Predictors of objective cough frequency in pulmonary sarcoidosis
Sinha A., Lee KK., Rafferty GF., Yousaf N., Pavord ID., Galloway J., Birring SS.

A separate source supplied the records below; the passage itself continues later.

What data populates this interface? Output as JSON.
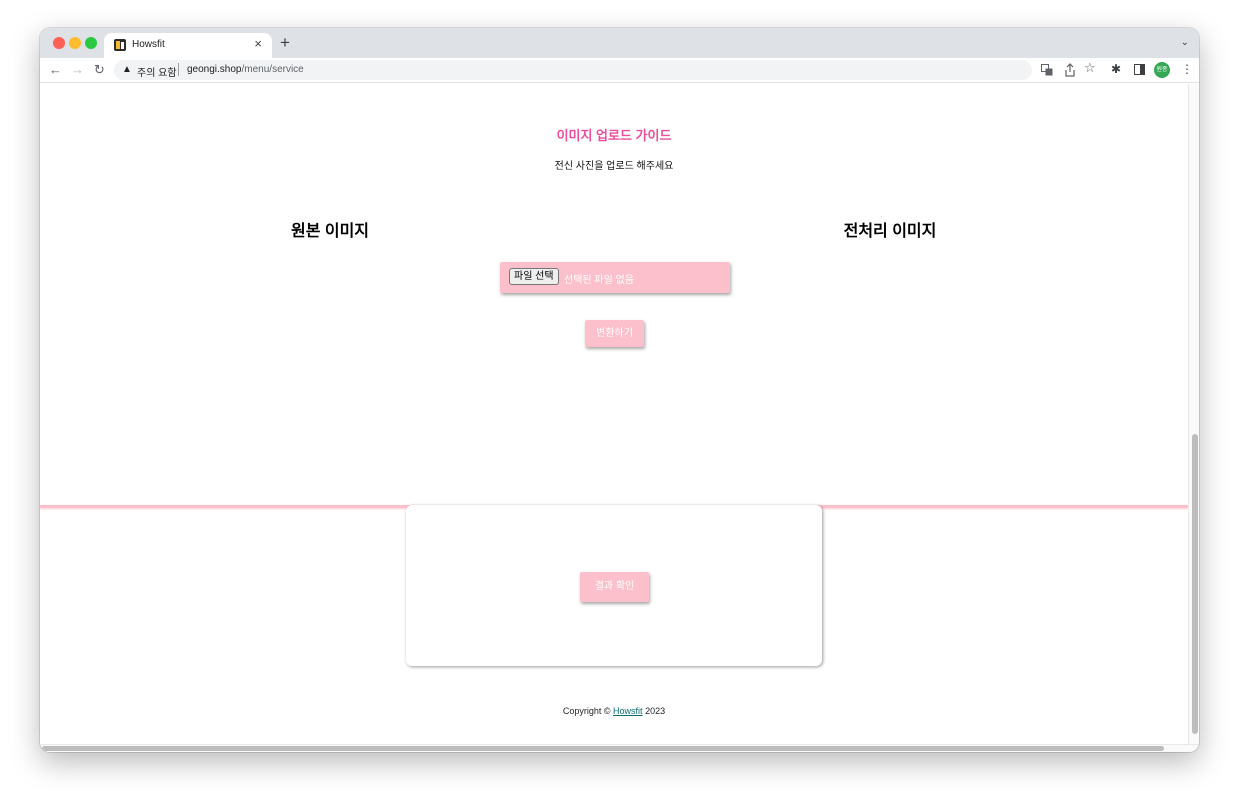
{
  "browser": {
    "tab_title": "Howsfit",
    "tab_close": "×",
    "new_tab": "+",
    "security_warning": "주의 요함",
    "url_host": "geongi.shop",
    "url_path": "/menu/service",
    "profile_initials": "원종"
  },
  "page": {
    "guide_title": "이미지 업로드 가이드",
    "guide_text": "전신 사진을 업로드 해주세요",
    "original_heading": "원본 이미지",
    "processed_heading": "전처리 이미지",
    "file_button": "파일 선택",
    "file_status": "선택된 파일 없음",
    "convert_button": "변환하기",
    "result_button": "결과 확인"
  },
  "footer": {
    "prefix": "Copyright © ",
    "link": "Howsfit",
    "suffix": " 2023"
  },
  "colors": {
    "accent_pink": "#fbc0cb",
    "title_pink": "#ec4e9b"
  }
}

<jats:p>Cough is a common symptom of pulmonary sarcoidosis. This study aimed to quantify cough frequency, and investigate its relationship with cough reflex sensitivity, pulmonary function and health status.</jats:p><jats:p>32 patients with pulmonary sarcoidosis were compared with 40 healthy controls. Cough reflex sensitivity to capsaicin, objective 24-h cough counts, cough-specific health status, cough severity and cough triggers were measured. The predictors of cough frequency in sarcoidosis were determined in a multivariate analysis.</jats:p><jats:p>Objective cough frequency was significantly raised in patients with sarcoidosis compared with healthy controls (p<0.001) and patients with cough had an impaired health status. Patients with pulmonary sarcoidosis had a heightened cough reflex sensitivity compared with healthy controls (p<0.001). Only cough reflex sensitivity was significantly associated with objective cough frequency in multivariate analysis, explaining 42% of the variance (p<0.001). There was no association between cough frequency, lung function, number of organs involved, chest radiograph stage or serum angiotensin-converting enzyme levels.</jats:p><jats:p>Cough is a common and significant symptom in patients with sarcoidosis. Ambulatory objective cough monitoring provides novel insights into the determinants of cough in sarcoidosis, suggesting that cough reflex sensitivity may be more important than lung function and other measures of disease severity, and this should be investigated further.</jats:p>